A broodstock shrimp is a seven month old shrimp that is starting to carry roe or a sperm bag, depending on whether we’re talking about
a female or a male. When shrimps become fertile, the male will place his sperm sack on the roe. Then the female will spawn and the fertilized eggs are left to their own devices.
If you are a shrimp, you will definitively not be an only child. A female shrimp spawns servings of up to 200,000 eggs, elliptical
and only 0.6–0.7 mm long. At first, the eggs are orange, but then turn grey in the days before hatching. Besides, shrimp are hermaphrodites, as they change gender. When young they are males, but later they turn into females, which are considerably bigger than males.
Only one percent of the eggs succeed becoming more than just eggs, but for those, on the other hand, evolution is very fast. During a couple of hours, the eggs have become nauplii, small larvae with feelers and an unpaired eye. During the next stage, zona, the chest and spine forms. The larvae are only eating plankton at this stage, but starts ingesting solid food when they reach the mysis stage.
Things progress quickly for royal larvae. After 18 days, they are no longer larvae, but so-called PL (post larvae), ready to be grown into the final product. We serve them live nauplii as well as our own proprietary
(and thus a little secret) feed, which is both rich in protein and sustainable.

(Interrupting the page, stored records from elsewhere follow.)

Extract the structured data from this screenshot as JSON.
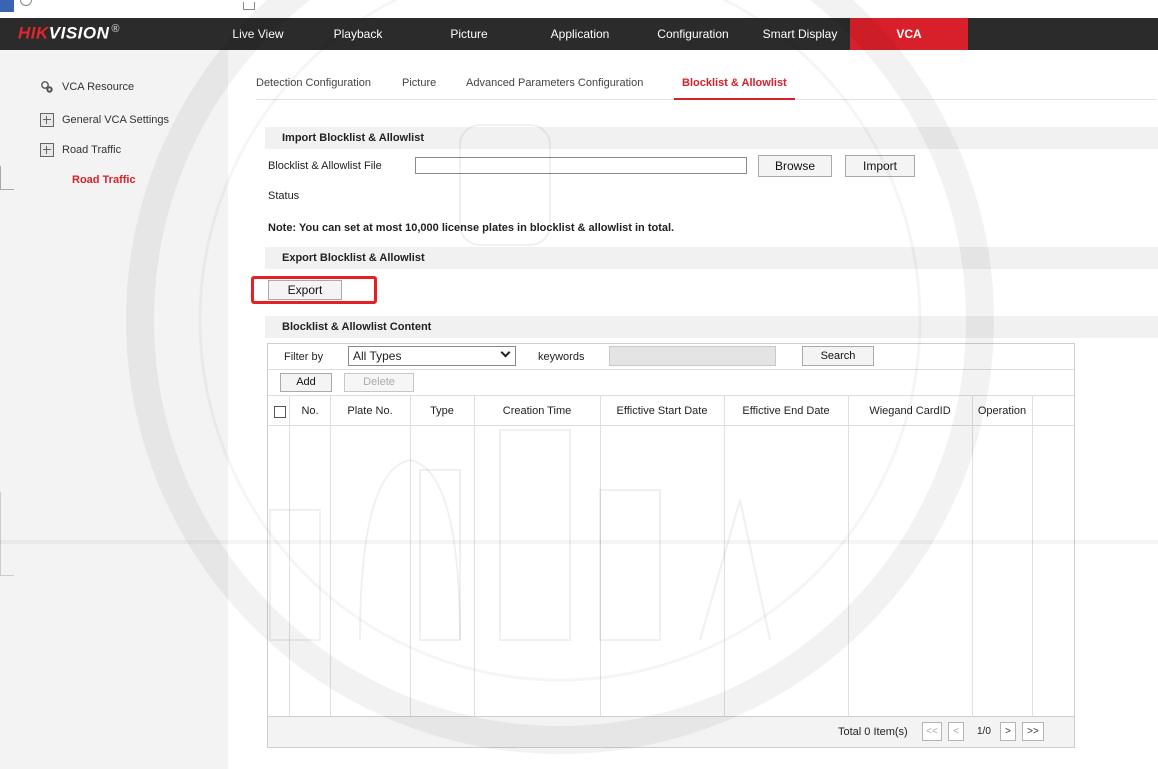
{
  "header": {
    "logo_hik": "HIK",
    "logo_vision": "VISION",
    "logo_reg": "®",
    "nav": [
      {
        "label": "Live View"
      },
      {
        "label": "Playback"
      },
      {
        "label": "Picture"
      },
      {
        "label": "Application"
      },
      {
        "label": "Configuration"
      },
      {
        "label": "Smart Display"
      },
      {
        "label": "VCA",
        "active": true
      }
    ]
  },
  "sidebar": {
    "items": [
      {
        "label": "VCA Resource",
        "icon": "vca-resource-icon"
      },
      {
        "label": "General VCA Settings",
        "icon": "grid-icon"
      },
      {
        "label": "Road Traffic",
        "icon": "grid-icon"
      },
      {
        "label": "Road Traffic",
        "selected": true
      }
    ]
  },
  "tabs": [
    {
      "label": "Detection Configuration"
    },
    {
      "label": "Picture"
    },
    {
      "label": "Advanced Parameters Configuration"
    },
    {
      "label": "Blocklist & Allowlist",
      "active": true
    }
  ],
  "import_section": {
    "title": "Import Blocklist & Allowlist",
    "file_label": "Blocklist & Allowlist File",
    "file_value": "",
    "browse_label": "Browse",
    "import_label": "Import",
    "status_label": "Status",
    "note": "Note: You can set at most 10,000 license plates in blocklist & allowlist in total."
  },
  "export_section": {
    "title": "Export Blocklist & Allowlist",
    "export_label": "Export"
  },
  "content_section": {
    "title": "Blocklist & Allowlist Content",
    "filter_label": "Filter by",
    "filter_value": "All Types",
    "keywords_label": "keywords",
    "keywords_value": "",
    "search_label": "Search",
    "add_label": "Add",
    "delete_label": "Delete",
    "columns": [
      "No.",
      "Plate No.",
      "Type",
      "Creation Time",
      "Effictive Start Date",
      "Effictive End Date",
      "Wiegand CardID",
      "Operation"
    ],
    "rows": [],
    "total_label": "Total 0 Item(s)",
    "pager": {
      "first": "<<",
      "prev": "<",
      "page": "1/0",
      "next": ">",
      "last": ">>"
    }
  },
  "colors": {
    "accent_red": "#d8202a",
    "header_bg": "#2b2b2b",
    "highlight_box": "#e81e25"
  }
}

Most growers elect to feed the baby shrimp in such a way that they become “butcher ready” in three months. We have elected to use four – both due to animal welfare as well as quality. This means they also become bigger than others – well over 30 grams and with a length of 12–15 cm.
Then they may either be humanely laid on ice and killed instantly, or delivered alive and kicking in a bag or a bucket. No matter, they are fresh and don't travel far!
Magnar Hansen, Production Manager, Happy Prawns